Youthful folks, for whom psychological well being issues have rocketed just lately, may do with a little bit of that useful connection. But they so abhor the chilly name that Debrett’s insists a textual content is now required to alert them prematurely if you happen to’re planning to ring. And so they actually don’t like to listen to: “I’m not ‘cold-calling’ you – I’m your mom, not an vitality supplier. It doesn’t depend.”
Debrett’s stresses that “as a result of calls have gotten much less widespread, persons are extra more likely to react to them with panic or dread”. In 25 years, then, we’ve gone from cellphone calls being a part of the material of on a regular basis life to being an intrusion, a con, or the harbinger of doom.
The irony is that such tendencies are the value we’re paying for the expertise that was meant to carry us nearer. A 2020 Ofcom examine discovered folks really feel extra linked than ever, believing they now “talk extra, and extra simply, than previously”. Throughout lockdown, Zoom, WhatsApp and FaceTime stored the world alight (Zoom’s income quadrupled within the first six months of the pandemic; now, video calling being so accessible is likely one of the predominant obstacles for companies attempting to coax folks again to workplaces).
In these months, with the ability to be in contact 24/7 stored companies transferring, industries afloat – and households in contact when planes have been grounded. Additionally they received sure politicians into a great deal of trouble, however that’s one other story. However now? Maybe these apps are lulling us right into a false sense of connection.
We’re, in any case, extremely distractible – most of us hear higher on the cellphone, with no consciousness of what our face appears to be like like within the nook of a display. A WhatsApp message, in the meantime, will be drafted, redrafted, deleted instantly after sending and written once more. It’s undoubtedly an awesome feat of recent telecommunications that you may sit in your couch in Guildford and spend the entire night WhatsApping backwards and forwards with somebody in Ulaanbaatar. However I’m undecided it may ever actually provide the identical stage of intimacy as a cellphone name.
Debrett’s actually doesn’t suppose so, advising that regardless of the rising tendency to favour texts over cellphone conversations, “there are some situations the place the human voice should take precedence”. It’s tremendous to ship “an effusive thanks” by textual content, but when condolences are required, that you must decide up the cellphone “and permit your voice to transmit sympathy”. Reduce by “the protecting veil of textual content messaging”, it urges. “Enable your individual voice to do the speaking.”

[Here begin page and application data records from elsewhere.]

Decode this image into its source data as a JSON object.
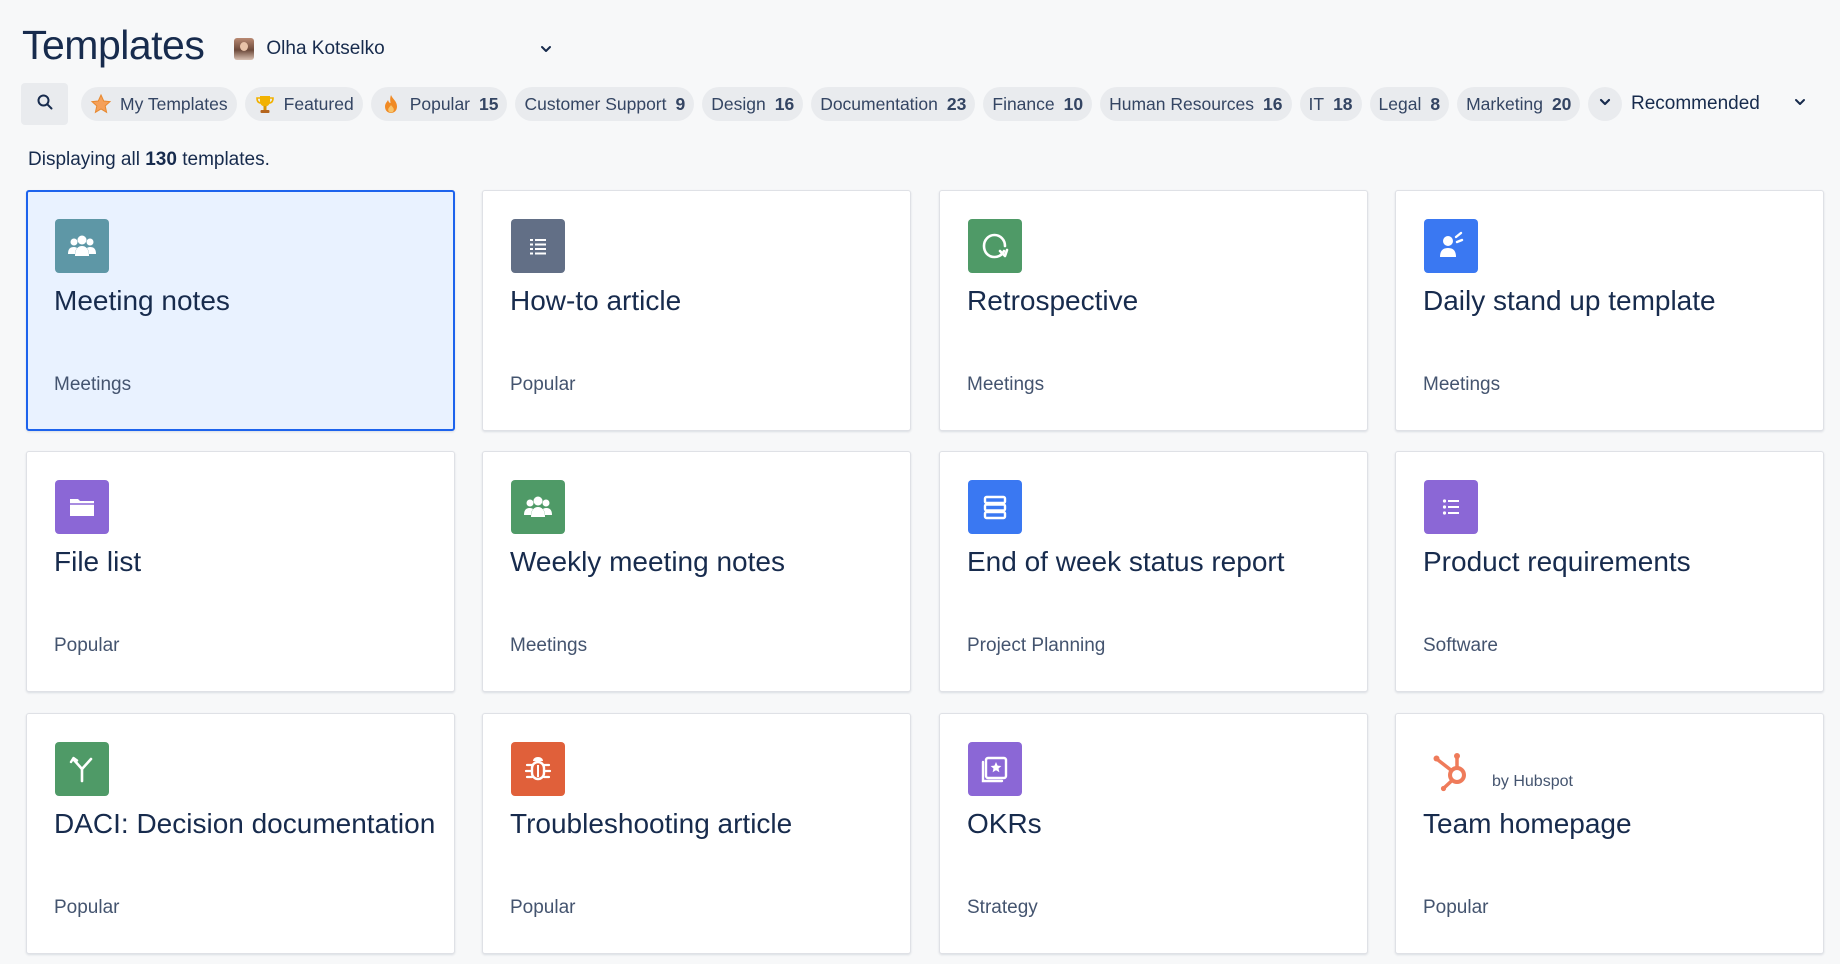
{
  "header": {
    "title": "Templates",
    "user_name": "Olha Kotselko"
  },
  "search": {
    "icon": "search-icon"
  },
  "chips": [
    {
      "label": "My Templates",
      "count": "",
      "icon": "star-icon",
      "icon_color": "#f5a623"
    },
    {
      "label": "Featured",
      "count": "",
      "icon": "trophy-icon",
      "icon_color": "#f2b200"
    },
    {
      "label": "Popular",
      "count": "15",
      "icon": "flame-icon",
      "icon_color": "#f08a24"
    },
    {
      "label": "Customer Support",
      "count": "9"
    },
    {
      "label": "Design",
      "count": "16"
    },
    {
      "label": "Documentation",
      "count": "23"
    },
    {
      "label": "Finance",
      "count": "10"
    },
    {
      "label": "Human Resources",
      "count": "16"
    },
    {
      "label": "IT",
      "count": "18"
    },
    {
      "label": "Legal",
      "count": "8"
    },
    {
      "label": "Marketing",
      "count": "20"
    }
  ],
  "sort": {
    "label": "Recommended"
  },
  "display": {
    "prefix": "Displaying all",
    "count": "130",
    "suffix": "templates."
  },
  "cards": [
    {
      "title": "Meeting notes",
      "category": "Meetings",
      "icon": "people-icon",
      "color": "#5e97a6",
      "selected": true
    },
    {
      "title": "How-to article",
      "category": "Popular",
      "icon": "list-icon",
      "color": "#626f86"
    },
    {
      "title": "Retrospective",
      "category": "Meetings",
      "icon": "retro-icon",
      "color": "#4f9a67"
    },
    {
      "title": "Daily stand up template",
      "category": "Meetings",
      "icon": "standup-icon",
      "color": "#3a78f2"
    },
    {
      "title": "File list",
      "category": "Popular",
      "icon": "folder-icon",
      "color": "#8b67d6"
    },
    {
      "title": "Weekly meeting notes",
      "category": "Meetings",
      "icon": "people-icon",
      "color": "#4f9a67"
    },
    {
      "title": "End of week status report",
      "category": "Project Planning",
      "icon": "report-icon",
      "color": "#3a78f2"
    },
    {
      "title": "Product requirements",
      "category": "Software",
      "icon": "bullets-icon",
      "color": "#8b67d6"
    },
    {
      "title": "DACI: Decision documentation",
      "category": "Popular",
      "icon": "decision-icon",
      "color": "#4f9a67"
    },
    {
      "title": "Troubleshooting article",
      "category": "Popular",
      "icon": "bug-icon",
      "color": "#e0603a"
    },
    {
      "title": "OKRs",
      "category": "Strategy",
      "icon": "star-frame-icon",
      "color": "#8b67d6"
    },
    {
      "title": "Team homepage",
      "category": "Popular",
      "icon": "hubspot-icon",
      "color": "#ef7b5a",
      "byline": "by Hubspot"
    }
  ]
}
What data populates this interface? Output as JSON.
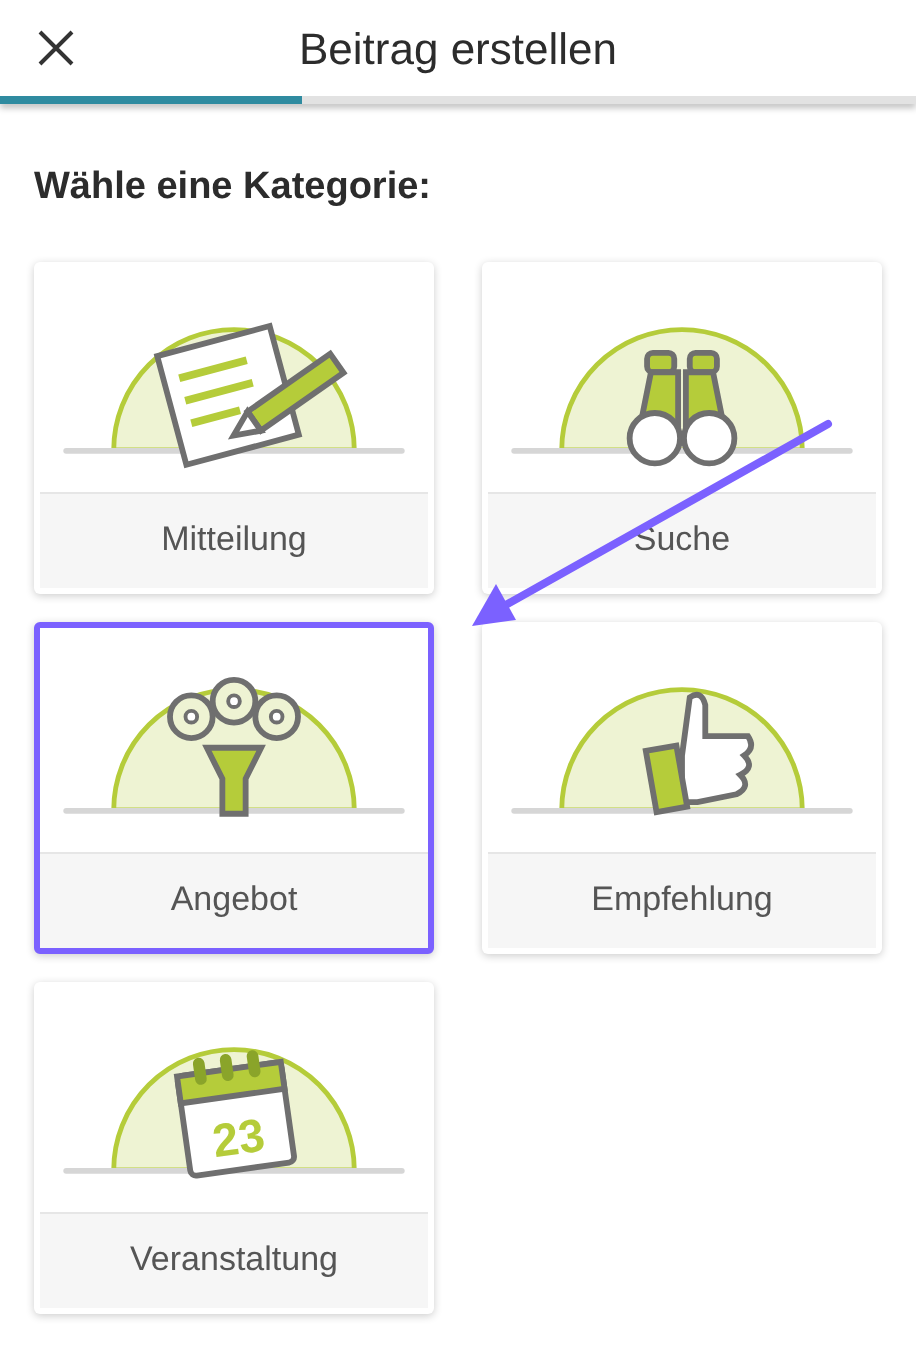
{
  "header": {
    "title": "Beitrag erstellen"
  },
  "progress": {
    "level": 0.33
  },
  "heading": "Wähle eine Kategorie:",
  "categories": [
    {
      "label": "Mitteilung",
      "kind": "note",
      "selected": false
    },
    {
      "label": "Suche",
      "kind": "binoculars",
      "selected": false
    },
    {
      "label": "Angebot",
      "kind": "bouquet",
      "selected": true
    },
    {
      "label": "Empfehlung",
      "kind": "thumb",
      "selected": false
    },
    {
      "label": "Veranstaltung",
      "kind": "calendar",
      "selected": false,
      "day": "23"
    }
  ],
  "annotation": {
    "kind": "arrow"
  }
}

There’s hope but. Although Ofcom says landline calls have fallen by 20 per cent 12 months on 12 months, so-called “dumbphones” are on the rise. A 2022 report confirmed gross sales of internet-free telephones have been resulting from hit one billion, up from 400 million in 2019, as Gen Z eschewed the smartphone in favour of a retro Nokia 3310. Now, if they might solely work out find out how to name folks on them.